Dental fear drives a vicious cycle wherein individuals delay or avoid visiting their dentist, which naturally leads to dental problems becoming worse than they otherwise would be. This in turn leads to more invasive procedures being required when they do eventually visit, with these treatments likely causing more distress than earlier interventions would have.

This serves to further reinforce fear over dental visits, leading to a vicious cycle. Solving a phobia completely is likely outside of the dental practitioner’s remit, but by putting patients more at ease and educating them better on how to maintain their oral hygiene, they can help fewer people fall into this cycle (Armfieldet al, 2007).

Educating patients

Beyond fear, surveys reveal that patient recollection of dental health advice and agreed-upon actions following consultation is poor (Misra et al, 2013). This is concerning, as patients are obviously unlikely to follow advice and procedures they do not remember, which will consequently impact their oral health. Memory formation is a complex area of study, and there are numerous suggestions on how to improve recall, such as a more patient-led approach to discussion or providing notes.

Where possible, presenting information in a visual way may aid patient understanding and recollection. Research indicates that visual memory is considerably more robust than auditory. Moreover, complex visual information seems to be more easily and rapidly absorbed than can be achieved auditorily (Cohen et al, 2009; Lindner et al, 2009).

Recent developments in education indicate that multisensory learning (ie, receiving information through more than one sense simultaneously) produces a marked improvement in both learning and recognition (Seitz et al, 2006). By using visual aids in conjunction with an explanation, you can expect your patient to better understand and recall what you have said.
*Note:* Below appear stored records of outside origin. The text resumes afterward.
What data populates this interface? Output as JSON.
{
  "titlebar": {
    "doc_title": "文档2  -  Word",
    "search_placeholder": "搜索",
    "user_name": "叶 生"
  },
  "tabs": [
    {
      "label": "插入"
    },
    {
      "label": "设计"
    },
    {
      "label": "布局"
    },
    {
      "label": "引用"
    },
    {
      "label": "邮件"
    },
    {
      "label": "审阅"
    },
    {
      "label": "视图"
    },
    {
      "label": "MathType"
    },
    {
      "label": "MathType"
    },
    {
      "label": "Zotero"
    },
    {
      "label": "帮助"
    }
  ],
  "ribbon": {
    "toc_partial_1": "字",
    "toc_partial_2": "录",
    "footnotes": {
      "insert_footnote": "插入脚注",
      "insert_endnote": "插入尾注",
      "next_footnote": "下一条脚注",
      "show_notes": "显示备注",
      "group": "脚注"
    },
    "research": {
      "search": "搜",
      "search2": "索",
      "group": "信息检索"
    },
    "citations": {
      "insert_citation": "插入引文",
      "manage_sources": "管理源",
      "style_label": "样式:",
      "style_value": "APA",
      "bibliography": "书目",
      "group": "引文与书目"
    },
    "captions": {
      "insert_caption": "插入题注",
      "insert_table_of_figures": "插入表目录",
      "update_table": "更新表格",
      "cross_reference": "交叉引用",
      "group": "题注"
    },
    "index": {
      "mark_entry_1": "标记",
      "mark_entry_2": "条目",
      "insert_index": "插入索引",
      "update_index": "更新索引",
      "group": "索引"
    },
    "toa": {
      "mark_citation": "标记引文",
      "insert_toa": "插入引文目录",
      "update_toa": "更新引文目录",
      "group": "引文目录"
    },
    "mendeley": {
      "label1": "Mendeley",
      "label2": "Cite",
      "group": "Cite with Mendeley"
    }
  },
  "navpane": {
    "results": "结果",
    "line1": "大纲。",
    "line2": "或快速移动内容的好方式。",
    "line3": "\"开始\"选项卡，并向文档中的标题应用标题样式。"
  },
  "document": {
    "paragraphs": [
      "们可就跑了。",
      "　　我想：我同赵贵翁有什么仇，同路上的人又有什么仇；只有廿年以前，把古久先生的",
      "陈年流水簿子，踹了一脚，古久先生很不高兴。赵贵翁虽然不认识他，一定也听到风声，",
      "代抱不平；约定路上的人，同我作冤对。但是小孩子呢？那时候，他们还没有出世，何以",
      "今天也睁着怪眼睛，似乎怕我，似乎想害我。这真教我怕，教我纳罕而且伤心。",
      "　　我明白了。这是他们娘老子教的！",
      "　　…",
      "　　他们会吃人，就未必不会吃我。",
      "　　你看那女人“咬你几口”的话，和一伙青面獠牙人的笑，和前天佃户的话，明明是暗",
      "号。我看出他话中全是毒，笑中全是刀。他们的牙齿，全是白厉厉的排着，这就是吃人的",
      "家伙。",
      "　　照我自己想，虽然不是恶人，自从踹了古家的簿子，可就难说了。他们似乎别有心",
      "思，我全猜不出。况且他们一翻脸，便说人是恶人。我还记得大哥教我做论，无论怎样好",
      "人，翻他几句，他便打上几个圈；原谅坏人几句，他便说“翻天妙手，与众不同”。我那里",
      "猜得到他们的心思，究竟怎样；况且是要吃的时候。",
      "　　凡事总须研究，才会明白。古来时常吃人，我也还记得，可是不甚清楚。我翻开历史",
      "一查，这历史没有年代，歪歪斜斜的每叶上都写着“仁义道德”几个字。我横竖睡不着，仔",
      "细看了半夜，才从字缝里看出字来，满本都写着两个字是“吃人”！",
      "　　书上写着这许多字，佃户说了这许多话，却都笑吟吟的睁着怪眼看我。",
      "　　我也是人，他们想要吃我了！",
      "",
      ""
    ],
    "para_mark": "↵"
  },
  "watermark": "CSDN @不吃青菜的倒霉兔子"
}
One potential technology that can help facilitate this is the CS 3600, the latest intraoral scanner from Carestream Dental, which can reconstruct 3D colour images of patients’ mouths. With your guidance, this imagery can be used to give the patient a better understanding of the unique condition of their own mouth, providing a view with which to assist their comprehension of what is being dealt with and how.
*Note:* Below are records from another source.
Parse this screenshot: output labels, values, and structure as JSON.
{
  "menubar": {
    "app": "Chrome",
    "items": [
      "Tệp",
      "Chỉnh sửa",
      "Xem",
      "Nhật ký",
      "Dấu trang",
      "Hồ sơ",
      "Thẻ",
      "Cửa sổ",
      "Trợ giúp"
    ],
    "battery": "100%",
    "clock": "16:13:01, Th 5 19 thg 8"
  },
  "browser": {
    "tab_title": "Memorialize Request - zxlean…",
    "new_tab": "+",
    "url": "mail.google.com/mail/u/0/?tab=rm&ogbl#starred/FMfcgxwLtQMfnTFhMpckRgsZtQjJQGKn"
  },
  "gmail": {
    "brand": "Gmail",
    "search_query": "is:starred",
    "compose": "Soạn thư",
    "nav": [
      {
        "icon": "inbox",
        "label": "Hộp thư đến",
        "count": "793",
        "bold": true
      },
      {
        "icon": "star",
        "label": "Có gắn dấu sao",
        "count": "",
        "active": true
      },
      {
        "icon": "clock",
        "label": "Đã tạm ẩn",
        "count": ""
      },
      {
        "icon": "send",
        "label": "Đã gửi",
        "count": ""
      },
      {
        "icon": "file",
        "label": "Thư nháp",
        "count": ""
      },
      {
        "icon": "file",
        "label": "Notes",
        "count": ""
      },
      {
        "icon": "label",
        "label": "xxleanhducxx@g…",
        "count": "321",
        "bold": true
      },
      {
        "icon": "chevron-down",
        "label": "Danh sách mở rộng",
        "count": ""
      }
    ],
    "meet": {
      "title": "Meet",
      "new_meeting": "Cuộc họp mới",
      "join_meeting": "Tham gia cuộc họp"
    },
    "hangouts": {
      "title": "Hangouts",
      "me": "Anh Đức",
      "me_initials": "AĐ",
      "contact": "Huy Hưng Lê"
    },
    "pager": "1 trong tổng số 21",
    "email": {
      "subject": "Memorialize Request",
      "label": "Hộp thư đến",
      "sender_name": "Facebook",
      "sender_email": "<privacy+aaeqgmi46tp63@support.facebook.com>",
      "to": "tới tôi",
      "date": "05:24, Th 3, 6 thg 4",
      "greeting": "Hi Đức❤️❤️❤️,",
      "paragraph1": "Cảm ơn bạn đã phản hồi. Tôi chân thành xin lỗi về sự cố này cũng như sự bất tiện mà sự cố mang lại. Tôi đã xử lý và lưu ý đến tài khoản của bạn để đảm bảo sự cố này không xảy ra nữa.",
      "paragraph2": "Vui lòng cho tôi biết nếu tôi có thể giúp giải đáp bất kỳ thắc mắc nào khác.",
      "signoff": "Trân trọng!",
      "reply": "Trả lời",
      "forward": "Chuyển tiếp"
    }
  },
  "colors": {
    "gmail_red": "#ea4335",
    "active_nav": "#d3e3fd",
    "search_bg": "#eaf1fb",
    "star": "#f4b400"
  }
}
Finally, when thinking about communication, it can be all too easy to focus on how we express things. Patients feel more comfortable and confident in their dentist when they feel that they are being listened to (Sbaraini et al, 2012). A busy practice may deter a clinician from dedicating enough time to listen carefully, but satisfying this very human need is vital to any relationship, and will go a long way to achieving a productive and lasting one between dental practitioner and patient.

References

Armfield JM, Stewart JF, Spencer AJ (2007) The vicious cycle of dental fear: exploring the interplay between oral health service utilization and dental fear. BMC Oral Health 14(7): 1

Cohen MA, Horowitz TS, Wolfe JM (2009) Auditory recognition memory is inferior to visual recognition memory. Proceedings of the National Academy of Sciences of the United States of America. 106(14): 6008-6010

Kiyohara LY, Kayano L, Oliveira LM, Yamamoto MU, Inagaki MM, Ogawa NY, Gonzales PESM, Mandelbaum R, Okubo ST, Watanuki T, Vieira JE (2004) Surgery information reduces anxiety in the pre-operative period. Revista do Hospital das Clinicas 59(2): 51-6

Lindner K, Blosser G, Cunigan K (2009) Visual versus auditory learning memory recall performance on short-term versus long-term tests. Modern Psychological Studies 15(1):39-46

Misra S, Daly B, Dunne S, Millar B, Packer M, Asimakopoulou K (2013) Dentist-patient communication: what do patients and dentists remember following a consultation? Implications for patient compliance. Patient Preference and Adherence 7: 543-9

NHS England (2011) Adult dental health survey 2009 – England key findings

Sbaraini A, Carter SM, Evans RW, Blinkhorn A (2012) Experiences of dental care: what do patients value? BMC Health Services Research 12: 177

Seitz AR, Kim R, Shams L (2006) Sound facilitates visual learning. Current Biology. 16(14): 1422-7


For more information, contact Carestream Dental on 0800 169 9692 or visit www.carestreamdental.co.uk